The installation of LessPHP is easier than you think. After you download its source from GitHub, the only step is to copy lessc.inc.php into your web app folder and included in the page. Here is the basic structure for the folder:

Folder structure for the one-page web app

Folder structure for the one-page web app

Below is the explanation for each file and folder from top to bottom:

web app is the root of the web app.

styles contains lessPHP files and compiled CSS stylesheets.

less contains lessPHP compiler and less source.

main.less relates to main.css which I discussed below. It contains the styles information that will output to main.css.

var.less contains the lessPHP variable definitions which is imported to main.less using @import.

index.php in the styles folder is used to compile the less source to CSS stylesheet. It contains the following code:

// Convert LESS to CSS styles
include_once 'less/lessc.inc.php';
try { lessc::ccompile('styles/less/main.less', 'styles/main.css'); }
catch (exception $ex) { exit($ex->getMessage()); }

main.css is the compiled stylesheet.

index.php contains the code of your web app but first you need to include the index.php from the styles folder:

include_once 'styles/index.php'; // Include the LessPHP compiler in the beginning of this file

The above is general folder structure of mine for one-page web app. If you need to create a multi-page web app, you can create a include folder and include the lessPHP compiler to header.php or somewhere similar.

When you edit the stylesheet, you need to only edit the .less files and it will re-generate main.css file once the page is loaded.

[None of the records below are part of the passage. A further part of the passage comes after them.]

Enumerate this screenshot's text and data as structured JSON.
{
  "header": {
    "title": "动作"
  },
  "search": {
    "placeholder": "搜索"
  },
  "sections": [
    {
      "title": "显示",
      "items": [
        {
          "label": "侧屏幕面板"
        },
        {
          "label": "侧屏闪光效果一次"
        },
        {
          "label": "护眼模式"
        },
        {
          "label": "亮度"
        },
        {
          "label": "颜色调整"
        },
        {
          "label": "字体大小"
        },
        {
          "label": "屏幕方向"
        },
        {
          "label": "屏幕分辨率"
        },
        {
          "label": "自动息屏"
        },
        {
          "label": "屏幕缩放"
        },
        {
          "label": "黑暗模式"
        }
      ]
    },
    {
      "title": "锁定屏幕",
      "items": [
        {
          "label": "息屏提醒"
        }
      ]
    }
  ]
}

In the next part, I will provide you the content of var.less which mentioned above that includes some CSS3 properties for your reference or you can use it as a template.

If you have any question about this part, post them in the comment below.